**Your objective**
Filter the entries for the word "favicon". Copy each line that has it.

**Data extract**

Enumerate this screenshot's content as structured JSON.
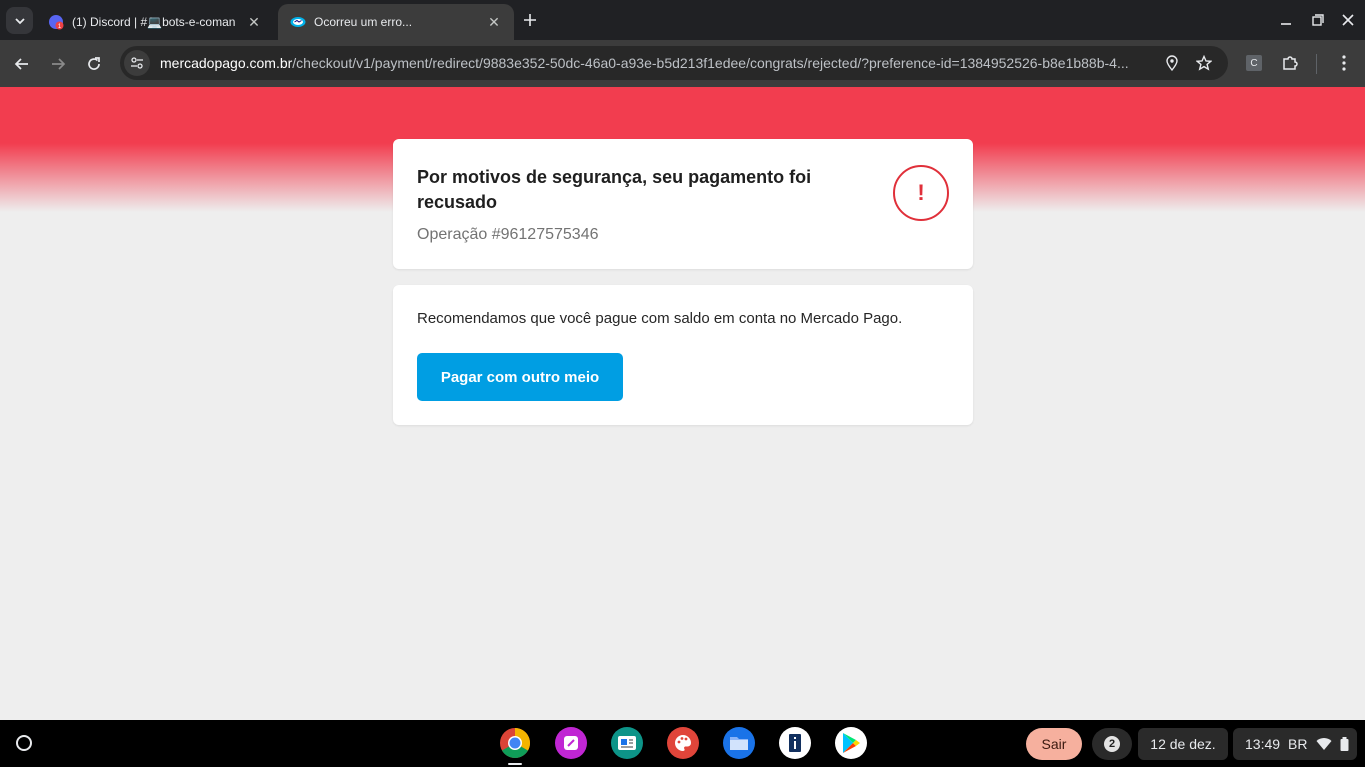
{
  "browser": {
    "tabs": [
      {
        "title": "(1) Discord | #💻bots-e-coman",
        "active": false,
        "favicon": "discord-icon"
      },
      {
        "title": "Ocorreu um erro...",
        "active": true,
        "favicon": "mercadopago-icon"
      }
    ],
    "url": {
      "host": "mercadopago.com.br",
      "path": "/checkout/v1/payment/redirect/9883e352-50dc-46a0-a93e-b5d213f1edee/congrats/rejected/?preference-id=1384952526-b8e1b88b-4..."
    },
    "extension_badge": "C"
  },
  "page": {
    "status_card": {
      "title": "Por motivos de segurança, seu pagamento foi recusado",
      "operation": "Operação #96127575346",
      "icon_glyph": "!"
    },
    "recommendation_card": {
      "text": "Recomendamos que você pague com saldo em conta no Mercado Pago.",
      "button_label": "Pagar com outro meio"
    },
    "colors": {
      "accent_red": "#f23d4f",
      "button_blue": "#009ee3"
    }
  },
  "shelf": {
    "apps": [
      "chrome-icon",
      "canvas-icon",
      "classroom-icon",
      "palette-icon",
      "files-icon",
      "app-i-icon",
      "play-store-icon"
    ],
    "sair_label": "Sair",
    "notification_count": "2",
    "date": "12 de dez.",
    "time": "13:49",
    "input_method": "BR"
  }
}
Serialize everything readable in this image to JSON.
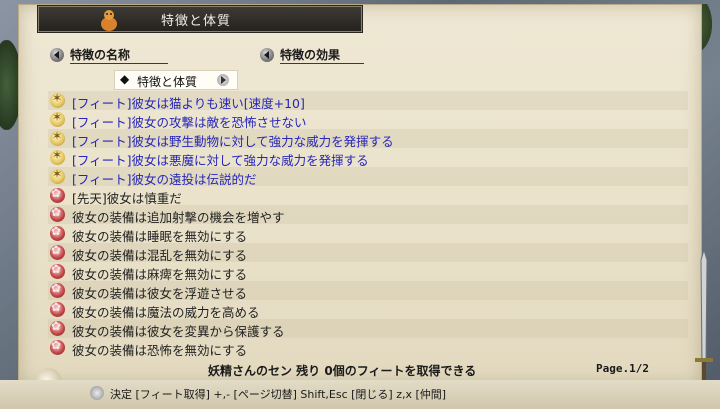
{
  "window": {
    "title": "特徴と体質"
  },
  "headers": {
    "name": "特徴の名称",
    "effect": "特徴の効果"
  },
  "category": {
    "label": "特徴と体質",
    "bullet": "◆"
  },
  "items": [
    {
      "icon": "sun-icon",
      "text": "[フィート]彼女は猫よりも速い[速度+10]",
      "color": "blue"
    },
    {
      "icon": "sun-icon",
      "text": "[フィート]彼女の攻撃は敵を恐怖させない",
      "color": "blue"
    },
    {
      "icon": "sun-icon",
      "text": "[フィート]彼女は野生動物に対して強力な威力を発揮する",
      "color": "blue"
    },
    {
      "icon": "sun-icon",
      "text": "[フィート]彼女は悪魔に対して強力な威力を発揮する",
      "color": "blue"
    },
    {
      "icon": "sun-icon",
      "text": "[フィート]彼女の遠投は伝説的だ",
      "color": "blue"
    },
    {
      "icon": "rose-icon",
      "text": "[先天]彼女は慎重だ",
      "color": "black"
    },
    {
      "icon": "rose-icon",
      "text": "彼女の装備は追加射撃の機会を増やす",
      "color": "black"
    },
    {
      "icon": "rose-icon",
      "text": "彼女の装備は睡眠を無効にする",
      "color": "black"
    },
    {
      "icon": "rose-icon",
      "text": "彼女の装備は混乱を無効にする",
      "color": "black"
    },
    {
      "icon": "rose-icon",
      "text": "彼女の装備は麻痺を無効にする",
      "color": "black"
    },
    {
      "icon": "rose-icon",
      "text": "彼女の装備は彼女を浮遊させる",
      "color": "black"
    },
    {
      "icon": "rose-icon",
      "text": "彼女の装備は魔法の威力を高める",
      "color": "black"
    },
    {
      "icon": "rose-icon",
      "text": "彼女の装備は彼女を変異から保護する",
      "color": "black"
    },
    {
      "icon": "rose-icon",
      "text": "彼女の装備は恐怖を無効にする",
      "color": "black"
    }
  ],
  "status": {
    "text": "妖精さんのセン 残り 0個のフィートを取得できる",
    "page": "Page.1/2"
  },
  "footer": {
    "hint": "決定 [フィート取得]  +,- [ページ切替]  Shift,Esc [閉じる]  z,x [仲間]"
  },
  "colors": {
    "blue_text": "#2626b8",
    "black_text": "#222222",
    "title_bg": "#2e2b27"
  }
}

**Result**
        "favicon": "discord-icon"
        "favicon": "mercadopago-icon"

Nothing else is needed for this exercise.